Many people have not gone through an in_depth study of the laws of Niddah. Nevertheless, with even a basic understanding of these laws, a woman can make very far_reaching determinations concerning her Niddah status. Since our Rabbis have instituted many safeguards the chances are slim that even an imprecise determination would lead to a violation of a Torah law.
Although in many cases any woman can decide about her own blood, a rabbi should be consulted as needed. The rabbi will occasionally make a more lenient determination than the woman might have, having a fuller and more thorough understanding of the halacha including its rabbinic safeguards. Additionally, after referring her questions to the rabbi on numerous occasions the woman will herself gain a fuller understanding of the halachic issues involved, and will herself become better able to make more complicated determinations.
1. According to the Torah women are believed with regard to everything concerning their Niddah status. This includes the determination whether she is not niddah or is niddah due to a stain etc.
2. The woman's credibility is not questioned, unless it happened that the woman was niddah and claimed falsely to have had immersed. In that case she is never again believed until it is clear that she has completely repented from this grave offense.
3. A man cannot have marital relations with his wife if he knows she was niddah until she indicates that she has properly immersed. Amorous intimations on the night of her supposed immersion are enough of a hint by the wife that she has immersed. This applies even if there is a blood stain on her clothing since it might be due to her involvement with meat or other staining substances.
4. If a woman said to her husband that she is niddah and subsequently said that she is really not niddah she is considered niddah, unless she gives a good reason for her earlier niddah pronouncement. If she does not give a good reason she must do a hefsek betahara, count seven clean days and immerse. This immersion should be without a prior blessing since she knows that she was really not niddah. Examples of "good reasons" are: she claims to have felt weak and could not stand having relations; that her parents were in close proximity; that she had a stain which proved to be pure; or anything of the like.
5. If the couple had an argument during which the wife claimed to be Niddah, they may have relations if she comes to lay with him. The husband should understand that she claimed to be Niddah because of the argument.
6. This applies even at the time when she is expecting her period (see chapter discussing separating at the time a period is expected and the chapter on how these times are figured)
7. If a woman claimed as her excuse that she was "only joking" she is considered niddah, however, if she is known to play such practical jokes, she is not considered niddah.
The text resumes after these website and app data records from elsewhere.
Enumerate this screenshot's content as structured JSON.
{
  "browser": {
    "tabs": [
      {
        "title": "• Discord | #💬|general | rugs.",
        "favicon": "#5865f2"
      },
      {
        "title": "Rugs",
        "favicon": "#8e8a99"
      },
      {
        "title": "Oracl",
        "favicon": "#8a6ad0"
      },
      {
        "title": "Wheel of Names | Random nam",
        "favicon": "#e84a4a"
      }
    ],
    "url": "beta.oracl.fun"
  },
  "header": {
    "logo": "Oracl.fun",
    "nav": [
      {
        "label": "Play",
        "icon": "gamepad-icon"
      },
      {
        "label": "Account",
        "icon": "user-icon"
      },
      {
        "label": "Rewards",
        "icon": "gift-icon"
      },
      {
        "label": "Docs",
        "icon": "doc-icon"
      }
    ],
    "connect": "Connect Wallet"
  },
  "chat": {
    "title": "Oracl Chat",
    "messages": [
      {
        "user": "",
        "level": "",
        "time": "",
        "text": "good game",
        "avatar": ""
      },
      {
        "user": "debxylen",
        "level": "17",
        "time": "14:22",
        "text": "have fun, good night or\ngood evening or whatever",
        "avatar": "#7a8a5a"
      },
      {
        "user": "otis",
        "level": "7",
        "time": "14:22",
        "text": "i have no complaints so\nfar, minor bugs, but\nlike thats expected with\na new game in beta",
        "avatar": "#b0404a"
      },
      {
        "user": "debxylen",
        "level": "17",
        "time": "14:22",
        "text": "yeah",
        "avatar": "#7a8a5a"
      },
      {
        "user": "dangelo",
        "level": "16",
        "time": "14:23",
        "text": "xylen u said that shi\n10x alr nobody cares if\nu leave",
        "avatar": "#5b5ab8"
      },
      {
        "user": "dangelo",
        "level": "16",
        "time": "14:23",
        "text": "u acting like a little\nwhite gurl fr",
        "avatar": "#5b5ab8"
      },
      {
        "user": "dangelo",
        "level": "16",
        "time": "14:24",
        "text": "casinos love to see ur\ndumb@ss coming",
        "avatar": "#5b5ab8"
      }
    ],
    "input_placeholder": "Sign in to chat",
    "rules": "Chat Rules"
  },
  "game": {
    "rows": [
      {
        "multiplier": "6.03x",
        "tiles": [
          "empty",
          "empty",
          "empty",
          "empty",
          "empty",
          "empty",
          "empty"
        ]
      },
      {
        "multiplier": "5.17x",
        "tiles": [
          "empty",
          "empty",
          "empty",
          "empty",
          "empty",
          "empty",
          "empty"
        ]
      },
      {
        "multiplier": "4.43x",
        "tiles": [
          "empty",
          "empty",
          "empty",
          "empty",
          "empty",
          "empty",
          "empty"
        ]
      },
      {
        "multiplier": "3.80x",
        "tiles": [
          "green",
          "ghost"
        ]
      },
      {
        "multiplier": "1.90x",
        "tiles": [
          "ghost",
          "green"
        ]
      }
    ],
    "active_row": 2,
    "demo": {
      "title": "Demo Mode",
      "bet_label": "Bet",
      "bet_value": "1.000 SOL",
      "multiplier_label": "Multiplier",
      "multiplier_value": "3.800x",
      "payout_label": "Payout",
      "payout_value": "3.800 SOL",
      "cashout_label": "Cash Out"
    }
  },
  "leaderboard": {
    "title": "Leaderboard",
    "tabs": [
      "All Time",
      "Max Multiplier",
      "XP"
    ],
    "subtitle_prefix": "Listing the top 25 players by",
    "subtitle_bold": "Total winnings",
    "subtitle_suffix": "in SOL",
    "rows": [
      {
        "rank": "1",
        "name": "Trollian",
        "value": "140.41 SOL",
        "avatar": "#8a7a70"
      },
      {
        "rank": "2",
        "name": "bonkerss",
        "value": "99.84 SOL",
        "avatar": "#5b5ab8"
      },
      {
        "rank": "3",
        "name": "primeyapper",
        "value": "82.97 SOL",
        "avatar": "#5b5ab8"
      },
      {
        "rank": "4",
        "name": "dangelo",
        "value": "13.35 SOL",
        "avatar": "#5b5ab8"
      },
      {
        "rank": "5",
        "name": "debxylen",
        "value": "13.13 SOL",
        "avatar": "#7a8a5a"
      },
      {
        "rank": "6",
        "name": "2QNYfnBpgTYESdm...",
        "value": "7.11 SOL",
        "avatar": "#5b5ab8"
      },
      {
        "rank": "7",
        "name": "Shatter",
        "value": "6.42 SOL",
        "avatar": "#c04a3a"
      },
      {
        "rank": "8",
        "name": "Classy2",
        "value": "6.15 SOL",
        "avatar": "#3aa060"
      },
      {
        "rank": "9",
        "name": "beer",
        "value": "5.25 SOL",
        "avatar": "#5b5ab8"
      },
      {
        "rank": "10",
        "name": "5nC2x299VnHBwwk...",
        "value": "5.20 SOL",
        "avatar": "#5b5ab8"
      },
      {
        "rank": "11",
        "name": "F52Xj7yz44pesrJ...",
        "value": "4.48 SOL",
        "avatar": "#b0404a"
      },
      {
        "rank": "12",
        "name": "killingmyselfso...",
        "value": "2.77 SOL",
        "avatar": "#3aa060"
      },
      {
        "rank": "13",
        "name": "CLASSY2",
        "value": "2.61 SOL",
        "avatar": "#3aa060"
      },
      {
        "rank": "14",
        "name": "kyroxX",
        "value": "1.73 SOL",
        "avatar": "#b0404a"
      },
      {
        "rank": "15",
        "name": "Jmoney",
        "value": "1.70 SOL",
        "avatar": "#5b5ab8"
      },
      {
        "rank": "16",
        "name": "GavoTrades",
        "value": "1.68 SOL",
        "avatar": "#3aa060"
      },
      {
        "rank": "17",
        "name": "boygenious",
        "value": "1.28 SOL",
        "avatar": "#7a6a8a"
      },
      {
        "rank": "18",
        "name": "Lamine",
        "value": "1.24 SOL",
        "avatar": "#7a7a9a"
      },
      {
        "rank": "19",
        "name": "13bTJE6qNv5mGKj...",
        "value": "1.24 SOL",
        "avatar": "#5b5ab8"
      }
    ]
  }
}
This type of joking is unbecoming to the woman and she should desist from it in the future. If she gave an otherwise unlikely reason for her claiming to be niddah the rabbi should be consulted.
8. If a woman said that she is niddah and immediately retracted and said that she is really not niddah, she is believed and is not considered niddah. 12
9. The above rules also apply to a woman who had immersed and claimed that she hasn't.
10. If a woman had a stain and she claims that a knowledgeable person told her that it does not affect her status, she is believed. However, if the authority was questioned and did not corroborate her story, saying either that she never asked him or that he had determined her to be niddah, he is believed and she is considered niddah.
11. If a woman claims that a knowledgeable person told her that marital relations are permitted and another individual claims that the authority said that she is really Niddah, the woman is believed.
12. There are additional rules on this subject and the rabbi should be consulted if there are doubts.